|Photos||Video & Audio||Blogs||Statistics||Archive||Shop||Mobile|
April 22, 2007
Matthew Hayden has taken aim at South Africa before Wednesday's semi-final by saying they are still intimidated by Australia. Hayden noticed the familiar feeling during the 83-run win over Graeme Smith's side during the group phase and put it down to Australia's sustained success against them.
While Ricky Ponting's squad lost the last head-to-head one-day competition, Australia have not been beaten in a Test series since South Africa's international return in 1992. Ponting has also spoken over the past week of South Africa's poor record in major matches.
"Last time we played better than them and you could tell by the looks on their faces they were intimidated by us," Hayden said in the Sunday Mail. The fielders did have a reasonable reason to be unnerved that day as Hayden belted the World Cup's fastest century during his 101 off 68 balls as Australia reached 6 for 377.
"I definitely sensed that," he said. "It is an edge which came from many years of beating them. It was just body language. You could feel that they could feel it." South Africa finished fourth after the Super Eights while Hayden made sure Australia remained unbeaten with his third hundred of the competition against New Zealand on Friday.
Hayden has joined Mark Waugh and Sourav Ganguly with the most centuries in the same World Cup and he now has 580 runs at 82.85. He said there was no mystery to his success. "There's no replacing hard work," he told AFP.
"We've worked very hard throughout the summer on our one-day game and all elements of our game. It's no surprise that we are here at a World Cup at the height of our games. We are looking forward now to the next two games. All of what we've been able to achieve means nothing if we don't go all the way."
© ESPN Sports Media Ltd.

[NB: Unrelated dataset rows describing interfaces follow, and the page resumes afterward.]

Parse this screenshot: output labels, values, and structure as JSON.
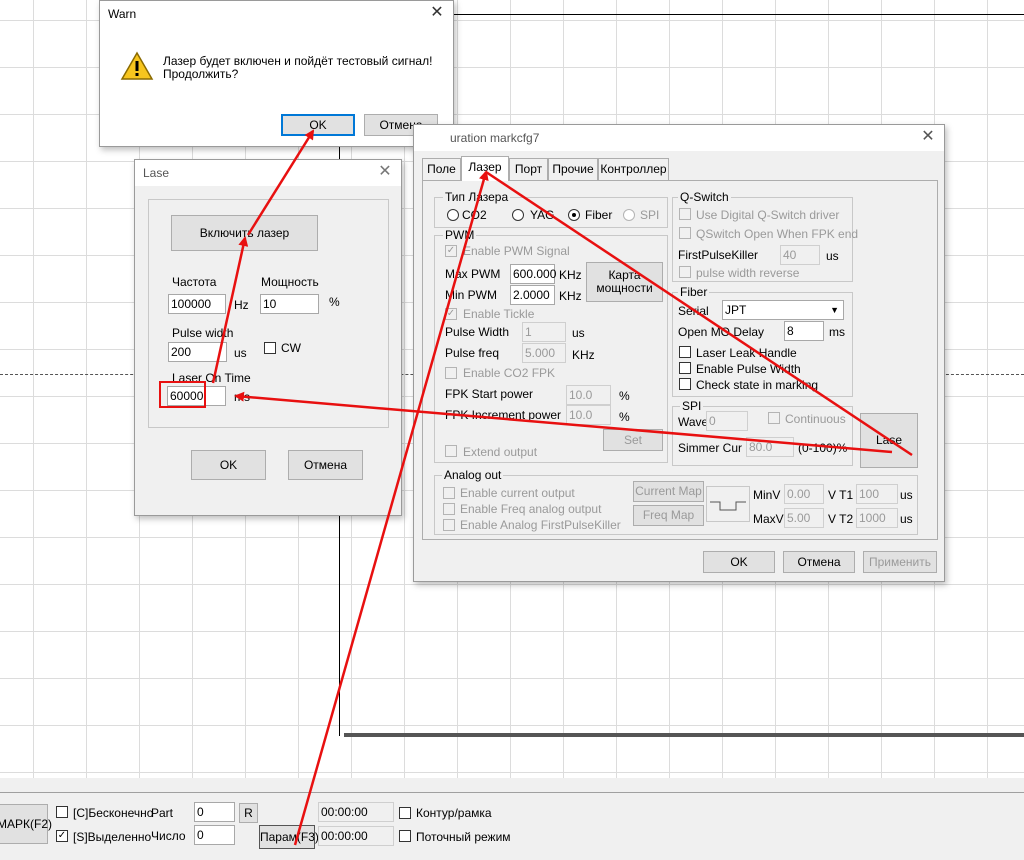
{
  "warn_dialog": {
    "title": "Warn",
    "message_line1": "Лазер будет включен и пойдёт тестовый сигнал!",
    "message_line2": "Продолжить?",
    "ok_label": "OK",
    "cancel_label": "Отмена"
  },
  "lase_dialog": {
    "title": "Lase",
    "enable_laser_label": "Включить лазер",
    "frequency_label": "Частота",
    "frequency_value": "100000",
    "frequency_unit": "Hz",
    "power_label": "Мощность",
    "power_value": "10",
    "power_unit": "%",
    "pulse_width_label": "Pulse width",
    "pulse_width_value": "200",
    "pulse_width_unit": "us",
    "cw_label": "CW",
    "laser_on_time_label": "Laser On Time",
    "laser_on_time_value": "60000",
    "laser_on_time_unit": "ms",
    "ok_label": "OK",
    "cancel_label": "Отмена"
  },
  "config_dialog": {
    "title": "uration markcfg7",
    "tabs": [
      "Поле",
      "Лазер",
      "Порт",
      "Прочие",
      "Контроллер"
    ],
    "active_tab": "Лазер",
    "laser_type": {
      "title": "Тип Лазера",
      "options": [
        "CO2",
        "YAG",
        "Fiber",
        "SPI"
      ],
      "selected": "Fiber"
    },
    "pwm": {
      "title": "PWM",
      "enable_pwm_signal": "Enable PWM Signal",
      "max_pwm_label": "Max PWM",
      "max_pwm_value": "600.000",
      "min_pwm_label": "Min PWM",
      "min_pwm_value": "2.0000",
      "khz_unit": "KHz",
      "power_map_line1": "Карта",
      "power_map_line2": "мощности",
      "enable_tickle": "Enable Tickle",
      "pulse_width_label": "Pulse Width",
      "pulse_width_value": "1",
      "us_unit": "us",
      "pulse_freq_label": "Pulse freq",
      "pulse_freq_value": "5.000",
      "enable_co2_fpk": "Enable CO2 FPK",
      "fpk_start_label": "FPK Start power",
      "fpk_start_value": "10.0",
      "fpk_inc_label": "FPK Increment power",
      "fpk_inc_value": "10.0",
      "percent": "%",
      "set_label": "Set",
      "extend_output": "Extend output"
    },
    "qswitch": {
      "title": "Q-Switch",
      "use_digital": "Use Digital Q-Switch driver",
      "qswitch_open": "QSwitch Open When FPK end",
      "first_pulse_killer_label": "FirstPulseKiller",
      "first_pulse_killer_value": "40",
      "us_unit": "us",
      "pulse_width_reverse": "pulse width reverse"
    },
    "fiber": {
      "title": "Fiber",
      "serial_label": "Serial",
      "serial_value": "JPT",
      "open_mo_delay_label": "Open MO Delay",
      "open_mo_delay_value": "8",
      "ms_unit": "ms",
      "laser_leak_handle": "Laser Leak Handle",
      "enable_pulse_width": "Enable Pulse Width",
      "check_state": "Check state in marking"
    },
    "spi": {
      "title": "SPI",
      "wave_label": "Wave",
      "wave_value": "0",
      "continuous_label": "Continuous",
      "simmer_label": "Simmer Cur",
      "simmer_value": "80.0",
      "simmer_range": "(0-100)%"
    },
    "lase_button": "Lase",
    "analog_out": {
      "title": "Analog out",
      "enable_current": "Enable current output",
      "enable_freq": "Enable Freq analog output",
      "enable_analog_fpk": "Enable Analog FirstPulseKiller",
      "current_map": "Current Map",
      "freq_map": "Freq Map",
      "minv_label": "MinV",
      "minv_value": "0.00",
      "maxv_label": "MaxV",
      "maxv_value": "5.00",
      "v_t1": "V  T1",
      "v_t2": "V  T2",
      "t1_value": "100",
      "t2_value": "1000",
      "us_unit": "us"
    },
    "ok_label": "OK",
    "cancel_label": "Отмена",
    "apply_label": "Применить"
  },
  "bottom_bar": {
    "mark_label": "МАРК(F2)",
    "continuous_label": "[C]Бесконечно",
    "selected_label": "[S]Выделенно",
    "part_label": "Part",
    "part_value": "0",
    "r_label": "R",
    "count_label": "Число",
    "count_value": "0",
    "param_label": "Парам(F3)",
    "time1": "00:00:00",
    "time2": "00:00:00",
    "contour_label": "Контур/рамка",
    "stream_label": "Поточный режим"
  },
  "colors": {
    "annotation_red": "#e81010",
    "accent_blue": "#0078d7"
  }
}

Both batsmen seemingly have buckets of talent at their disposal and the backing of their captains, but soft dismissals relentlessly follow both around the Test arena
After the tragedy of Phillip Hughes' death, this match showed that cricket and life will continue to go on. This time Test cricket dug in and got through to tea.
Josh Hazlewood has been on Australian cricket's radar since he was a teenager. The player that made a Test debut at the Gabba was a much-improved version of the tearaway from 2010
The new stand-in captain has the makings of a long-term leader, given his ability to stay ahead of the game
The failed gamble of handing Karn Sharma a Test debut despite him having a moderate first-class record means India have to rethink who their spinner will be
Turning your back on a system that the whole cricketing world wants a discussion on, refusing to discuss it because it is not 100%, is not good enough
After a long time we have seen an Indian team and captain enjoy the challenge of trying to overcome stronger opposition in an overseas Test